§ **WHAT IS REQUIRED**:
Retype the complete listing without any change.

§ **DATA FOR REVIEW**:
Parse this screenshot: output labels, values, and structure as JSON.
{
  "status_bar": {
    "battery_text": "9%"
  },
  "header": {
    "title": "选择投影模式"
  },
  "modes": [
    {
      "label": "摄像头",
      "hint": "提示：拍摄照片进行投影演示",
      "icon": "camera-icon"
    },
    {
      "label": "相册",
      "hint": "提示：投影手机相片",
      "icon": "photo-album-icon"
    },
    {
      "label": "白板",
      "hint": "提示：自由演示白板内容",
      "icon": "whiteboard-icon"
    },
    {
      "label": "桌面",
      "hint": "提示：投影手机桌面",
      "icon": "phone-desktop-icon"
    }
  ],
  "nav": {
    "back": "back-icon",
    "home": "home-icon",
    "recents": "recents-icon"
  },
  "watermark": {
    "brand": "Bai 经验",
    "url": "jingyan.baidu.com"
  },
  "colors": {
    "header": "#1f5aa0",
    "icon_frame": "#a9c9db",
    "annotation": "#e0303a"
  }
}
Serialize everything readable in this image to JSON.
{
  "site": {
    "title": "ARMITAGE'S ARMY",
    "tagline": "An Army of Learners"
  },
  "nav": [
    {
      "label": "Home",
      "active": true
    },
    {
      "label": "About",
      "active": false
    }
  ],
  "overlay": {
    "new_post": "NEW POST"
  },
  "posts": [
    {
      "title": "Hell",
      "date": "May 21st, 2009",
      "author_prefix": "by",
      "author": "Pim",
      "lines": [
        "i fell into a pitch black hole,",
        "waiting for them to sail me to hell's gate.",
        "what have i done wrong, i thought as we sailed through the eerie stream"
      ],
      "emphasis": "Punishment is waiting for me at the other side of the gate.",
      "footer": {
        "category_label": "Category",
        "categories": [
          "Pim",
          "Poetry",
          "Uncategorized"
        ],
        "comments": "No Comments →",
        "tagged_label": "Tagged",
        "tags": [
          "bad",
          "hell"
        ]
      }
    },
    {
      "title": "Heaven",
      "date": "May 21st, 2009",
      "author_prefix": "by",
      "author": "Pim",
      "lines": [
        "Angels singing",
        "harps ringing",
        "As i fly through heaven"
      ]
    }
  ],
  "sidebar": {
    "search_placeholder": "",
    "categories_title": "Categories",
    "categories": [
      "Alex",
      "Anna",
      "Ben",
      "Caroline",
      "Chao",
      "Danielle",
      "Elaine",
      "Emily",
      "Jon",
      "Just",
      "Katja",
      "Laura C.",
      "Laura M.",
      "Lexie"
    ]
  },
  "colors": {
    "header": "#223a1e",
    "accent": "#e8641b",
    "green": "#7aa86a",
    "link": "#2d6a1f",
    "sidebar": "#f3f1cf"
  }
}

§ **ANSWER SPACE**:
Parse this screenshot: output labels, values, and structure as JSON.
{
  "status_bar": {
    "battery_text": "9%"
  },
  "header": {
    "title": "选择投影模式"
  },
  "modes": [
    {
      "label": "摄像头",
      "hint": "提示：拍摄照片进行投影演示",
      "icon": "camera-icon"
    },
    {
      "label": "相册",
      "hint": "提示：投影手机相片",
      "icon": "photo-album-icon"
    },
    {
      "label": "白板",
      "hint": "提示：自由演示白板内容",
      "icon": "whiteboard-icon"
    },
    {
      "label": "桌面",
      "hint": "提示：投影手机桌面",
      "icon": "phone-desktop-icon"
    }
  ],
  "nav": {
    "back": "back-icon",
    "home": "home-icon",
    "recents": "recents-icon"
  },
  "watermark": {
    "brand": "Bai 经验",
    "url": "jingyan.baidu.com"
  },
  "colors": {
    "header": "#1f5aa0",
    "icon_frame": "#a9c9db",
    "annotation": "#e0303a"
  }
}
Serialize everything readable in this image to JSON.
{
  "site": {
    "title": "ARMITAGE'S ARMY",
    "tagline": "An Army of Learners"
  },
  "nav": [
    {
      "label": "Home",
      "active": true
    },
    {
      "label": "About",
      "active": false
    }
  ],
  "overlay": {
    "new_post": "NEW POST"
  },
  "posts": [
    {
      "title": "Hell",
      "date": "May 21st, 2009",
      "author_prefix": "by",
      "author": "Pim",
      "lines": [
        "i fell into a pitch black hole,",
        "waiting for them to sail me to hell's gate.",
        "what have i done wrong, i thought as we sailed through the eerie stream"
      ],
      "emphasis": "Punishment is waiting for me at the other side of the gate.",
      "footer": {
        "category_label": "Category",
        "categories": [
          "Pim",
          "Poetry",
          "Uncategorized"
        ],
        "comments": "No Comments →",
        "tagged_label": "Tagged",
        "tags": [
          "bad",
          "hell"
        ]
      }
    },
    {
      "title": "Heaven",
      "date": "May 21st, 2009",
      "author_prefix": "by",
      "author": "Pim",
      "lines": [
        "Angels singing",
        "harps ringing",
        "As i fly through heaven"
      ]
    }
  ],
  "sidebar": {
    "search_placeholder": "",
    "categories_title": "Categories",
    "categories": [
      "Alex",
      "Anna",
      "Ben",
      "Caroline",
      "Chao",
      "Danielle",
      "Elaine",
      "Emily",
      "Jon",
      "Just",
      "Katja",
      "Laura C.",
      "Laura M.",
      "Lexie"
    ]
  },
  "colors": {
    "header": "#223a1e",
    "accent": "#e8641b",
    "green": "#7aa86a",
    "link": "#2d6a1f",
    "sidebar": "#f3f1cf"
  }
}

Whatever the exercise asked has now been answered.